Task directions:
Count the lines below with the string "What" in them. Only the number should be given.

_____

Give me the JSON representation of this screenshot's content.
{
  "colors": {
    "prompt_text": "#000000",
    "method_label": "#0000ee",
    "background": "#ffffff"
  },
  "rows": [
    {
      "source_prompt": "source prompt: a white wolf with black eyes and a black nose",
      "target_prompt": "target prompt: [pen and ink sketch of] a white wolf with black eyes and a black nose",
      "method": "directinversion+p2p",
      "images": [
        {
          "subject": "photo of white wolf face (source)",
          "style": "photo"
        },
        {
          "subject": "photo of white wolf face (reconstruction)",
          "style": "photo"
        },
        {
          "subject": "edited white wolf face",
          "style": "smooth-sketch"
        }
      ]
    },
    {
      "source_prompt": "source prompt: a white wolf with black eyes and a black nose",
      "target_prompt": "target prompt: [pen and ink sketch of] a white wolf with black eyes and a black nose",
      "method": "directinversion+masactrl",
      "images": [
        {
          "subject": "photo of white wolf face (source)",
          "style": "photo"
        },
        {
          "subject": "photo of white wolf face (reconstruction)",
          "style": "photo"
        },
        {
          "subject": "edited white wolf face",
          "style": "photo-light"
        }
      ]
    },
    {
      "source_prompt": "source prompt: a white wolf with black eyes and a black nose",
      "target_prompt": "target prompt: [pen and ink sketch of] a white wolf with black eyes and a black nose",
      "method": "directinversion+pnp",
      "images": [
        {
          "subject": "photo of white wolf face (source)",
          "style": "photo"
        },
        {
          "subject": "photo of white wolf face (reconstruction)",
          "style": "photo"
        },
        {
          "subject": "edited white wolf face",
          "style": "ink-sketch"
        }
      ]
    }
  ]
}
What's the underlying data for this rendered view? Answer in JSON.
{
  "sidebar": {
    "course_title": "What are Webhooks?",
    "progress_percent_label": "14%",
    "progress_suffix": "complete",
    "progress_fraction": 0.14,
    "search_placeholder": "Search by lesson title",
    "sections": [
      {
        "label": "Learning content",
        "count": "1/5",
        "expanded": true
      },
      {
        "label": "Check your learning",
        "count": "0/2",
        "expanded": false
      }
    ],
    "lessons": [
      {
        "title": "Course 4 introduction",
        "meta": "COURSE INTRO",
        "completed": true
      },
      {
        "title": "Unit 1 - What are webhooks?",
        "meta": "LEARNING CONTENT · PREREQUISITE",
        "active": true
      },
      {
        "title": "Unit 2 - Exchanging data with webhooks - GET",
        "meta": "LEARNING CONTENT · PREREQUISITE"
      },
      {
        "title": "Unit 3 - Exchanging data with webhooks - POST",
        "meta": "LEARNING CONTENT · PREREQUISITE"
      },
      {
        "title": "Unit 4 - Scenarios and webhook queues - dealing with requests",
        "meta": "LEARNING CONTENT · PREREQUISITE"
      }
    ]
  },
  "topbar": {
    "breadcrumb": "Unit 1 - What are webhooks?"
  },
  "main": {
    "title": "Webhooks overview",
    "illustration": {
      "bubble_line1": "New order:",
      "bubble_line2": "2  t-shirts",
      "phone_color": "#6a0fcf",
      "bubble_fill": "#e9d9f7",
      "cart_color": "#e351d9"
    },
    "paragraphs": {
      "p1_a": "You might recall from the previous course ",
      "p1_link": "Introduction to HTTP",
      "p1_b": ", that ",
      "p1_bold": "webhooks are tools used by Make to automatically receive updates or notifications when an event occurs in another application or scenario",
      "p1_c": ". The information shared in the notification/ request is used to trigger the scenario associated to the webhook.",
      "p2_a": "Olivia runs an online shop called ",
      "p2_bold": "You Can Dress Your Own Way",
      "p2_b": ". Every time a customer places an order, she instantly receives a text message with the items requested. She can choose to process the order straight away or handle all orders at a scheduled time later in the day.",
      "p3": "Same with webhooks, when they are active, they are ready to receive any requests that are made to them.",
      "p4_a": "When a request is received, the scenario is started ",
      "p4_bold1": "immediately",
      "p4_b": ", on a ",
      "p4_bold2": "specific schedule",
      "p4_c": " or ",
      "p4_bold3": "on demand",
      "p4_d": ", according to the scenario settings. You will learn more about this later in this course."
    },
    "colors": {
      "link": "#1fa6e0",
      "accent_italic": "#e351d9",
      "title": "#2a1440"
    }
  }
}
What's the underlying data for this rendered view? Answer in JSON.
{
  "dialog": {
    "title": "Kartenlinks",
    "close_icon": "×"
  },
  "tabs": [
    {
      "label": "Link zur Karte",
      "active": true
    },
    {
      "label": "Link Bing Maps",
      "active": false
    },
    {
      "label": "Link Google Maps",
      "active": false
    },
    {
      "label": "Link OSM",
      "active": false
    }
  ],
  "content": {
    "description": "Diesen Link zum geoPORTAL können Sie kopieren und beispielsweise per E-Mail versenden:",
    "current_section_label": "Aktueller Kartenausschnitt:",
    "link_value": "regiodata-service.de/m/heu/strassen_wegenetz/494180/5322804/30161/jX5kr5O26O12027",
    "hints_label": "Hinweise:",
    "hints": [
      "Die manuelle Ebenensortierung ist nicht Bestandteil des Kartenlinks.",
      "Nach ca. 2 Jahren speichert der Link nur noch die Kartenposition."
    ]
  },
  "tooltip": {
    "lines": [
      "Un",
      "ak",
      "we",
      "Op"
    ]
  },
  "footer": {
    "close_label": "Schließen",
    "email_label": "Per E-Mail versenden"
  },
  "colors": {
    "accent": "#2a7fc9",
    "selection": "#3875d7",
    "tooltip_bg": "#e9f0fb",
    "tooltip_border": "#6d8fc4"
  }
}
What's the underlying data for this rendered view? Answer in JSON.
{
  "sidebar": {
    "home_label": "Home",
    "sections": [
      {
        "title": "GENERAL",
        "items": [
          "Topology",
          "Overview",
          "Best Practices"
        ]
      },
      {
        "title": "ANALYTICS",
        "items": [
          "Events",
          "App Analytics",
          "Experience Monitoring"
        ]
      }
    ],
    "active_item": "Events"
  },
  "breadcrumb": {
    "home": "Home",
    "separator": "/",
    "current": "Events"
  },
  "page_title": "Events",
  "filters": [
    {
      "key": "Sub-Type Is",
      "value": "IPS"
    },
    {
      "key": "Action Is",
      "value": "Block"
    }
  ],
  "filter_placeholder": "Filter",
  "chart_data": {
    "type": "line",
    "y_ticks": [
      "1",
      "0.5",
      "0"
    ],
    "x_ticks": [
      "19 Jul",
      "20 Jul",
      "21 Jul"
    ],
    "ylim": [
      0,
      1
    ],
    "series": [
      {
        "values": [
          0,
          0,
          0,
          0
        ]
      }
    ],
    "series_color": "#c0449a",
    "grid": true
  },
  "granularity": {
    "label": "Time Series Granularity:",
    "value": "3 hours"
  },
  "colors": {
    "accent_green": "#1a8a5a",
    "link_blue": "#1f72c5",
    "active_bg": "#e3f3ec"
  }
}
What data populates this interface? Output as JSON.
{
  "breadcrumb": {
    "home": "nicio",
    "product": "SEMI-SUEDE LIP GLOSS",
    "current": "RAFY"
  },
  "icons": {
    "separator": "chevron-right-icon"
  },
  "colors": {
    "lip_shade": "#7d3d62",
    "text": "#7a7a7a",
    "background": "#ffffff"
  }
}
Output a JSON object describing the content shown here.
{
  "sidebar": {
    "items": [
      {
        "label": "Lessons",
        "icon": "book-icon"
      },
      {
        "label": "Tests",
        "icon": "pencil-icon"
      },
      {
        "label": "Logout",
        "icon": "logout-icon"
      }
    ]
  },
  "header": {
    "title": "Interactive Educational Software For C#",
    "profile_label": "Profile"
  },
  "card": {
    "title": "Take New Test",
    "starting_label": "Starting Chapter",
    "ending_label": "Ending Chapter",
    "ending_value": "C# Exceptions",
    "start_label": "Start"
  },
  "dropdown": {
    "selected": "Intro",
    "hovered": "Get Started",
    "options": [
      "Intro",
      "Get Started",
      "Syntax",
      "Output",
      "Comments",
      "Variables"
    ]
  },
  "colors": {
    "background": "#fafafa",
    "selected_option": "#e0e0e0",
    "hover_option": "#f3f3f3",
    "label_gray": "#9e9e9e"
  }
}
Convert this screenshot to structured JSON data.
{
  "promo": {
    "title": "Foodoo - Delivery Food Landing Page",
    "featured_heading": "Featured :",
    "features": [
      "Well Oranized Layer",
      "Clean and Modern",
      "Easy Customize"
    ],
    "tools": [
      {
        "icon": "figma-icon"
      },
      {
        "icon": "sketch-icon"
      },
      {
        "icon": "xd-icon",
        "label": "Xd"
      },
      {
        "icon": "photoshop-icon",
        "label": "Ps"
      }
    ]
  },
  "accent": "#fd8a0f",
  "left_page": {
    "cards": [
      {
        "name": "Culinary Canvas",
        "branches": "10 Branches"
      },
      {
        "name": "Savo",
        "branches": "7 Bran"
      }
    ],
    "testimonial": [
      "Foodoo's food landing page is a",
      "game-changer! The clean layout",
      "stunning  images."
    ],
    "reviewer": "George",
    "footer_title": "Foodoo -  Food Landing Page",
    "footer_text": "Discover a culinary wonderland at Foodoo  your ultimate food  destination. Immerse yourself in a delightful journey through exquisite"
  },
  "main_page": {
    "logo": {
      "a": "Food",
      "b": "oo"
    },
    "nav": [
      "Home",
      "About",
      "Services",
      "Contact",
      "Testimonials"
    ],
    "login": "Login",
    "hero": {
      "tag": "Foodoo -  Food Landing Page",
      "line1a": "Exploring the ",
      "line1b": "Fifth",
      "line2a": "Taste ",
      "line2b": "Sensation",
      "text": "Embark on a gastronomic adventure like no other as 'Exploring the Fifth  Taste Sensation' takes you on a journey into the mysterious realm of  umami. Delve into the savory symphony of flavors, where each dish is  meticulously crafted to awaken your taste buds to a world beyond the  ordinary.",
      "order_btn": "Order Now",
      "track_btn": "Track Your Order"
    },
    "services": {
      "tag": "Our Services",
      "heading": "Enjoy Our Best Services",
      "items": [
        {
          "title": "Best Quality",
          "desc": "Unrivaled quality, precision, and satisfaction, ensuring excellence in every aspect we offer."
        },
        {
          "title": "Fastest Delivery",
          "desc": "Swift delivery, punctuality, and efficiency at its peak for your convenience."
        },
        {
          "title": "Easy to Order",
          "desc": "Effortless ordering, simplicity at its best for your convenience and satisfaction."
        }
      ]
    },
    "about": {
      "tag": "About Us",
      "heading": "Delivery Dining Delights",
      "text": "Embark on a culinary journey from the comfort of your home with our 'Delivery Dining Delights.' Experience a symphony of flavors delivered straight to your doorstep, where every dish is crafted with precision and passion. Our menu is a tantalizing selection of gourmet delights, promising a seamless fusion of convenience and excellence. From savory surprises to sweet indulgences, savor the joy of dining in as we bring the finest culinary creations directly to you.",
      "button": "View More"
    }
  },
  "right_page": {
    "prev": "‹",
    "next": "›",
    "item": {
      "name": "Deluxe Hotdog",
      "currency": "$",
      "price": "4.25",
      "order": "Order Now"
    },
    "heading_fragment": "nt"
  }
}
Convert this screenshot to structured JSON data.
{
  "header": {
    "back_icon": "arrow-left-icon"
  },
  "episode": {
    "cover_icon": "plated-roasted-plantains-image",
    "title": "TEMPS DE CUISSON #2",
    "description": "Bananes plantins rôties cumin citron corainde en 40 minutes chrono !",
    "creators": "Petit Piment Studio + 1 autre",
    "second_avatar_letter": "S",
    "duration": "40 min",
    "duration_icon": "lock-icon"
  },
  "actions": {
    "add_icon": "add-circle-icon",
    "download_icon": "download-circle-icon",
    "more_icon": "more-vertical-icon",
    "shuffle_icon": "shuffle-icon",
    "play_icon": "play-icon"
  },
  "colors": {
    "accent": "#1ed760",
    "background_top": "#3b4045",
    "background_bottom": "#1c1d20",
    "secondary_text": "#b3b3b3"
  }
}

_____

Written solution:
7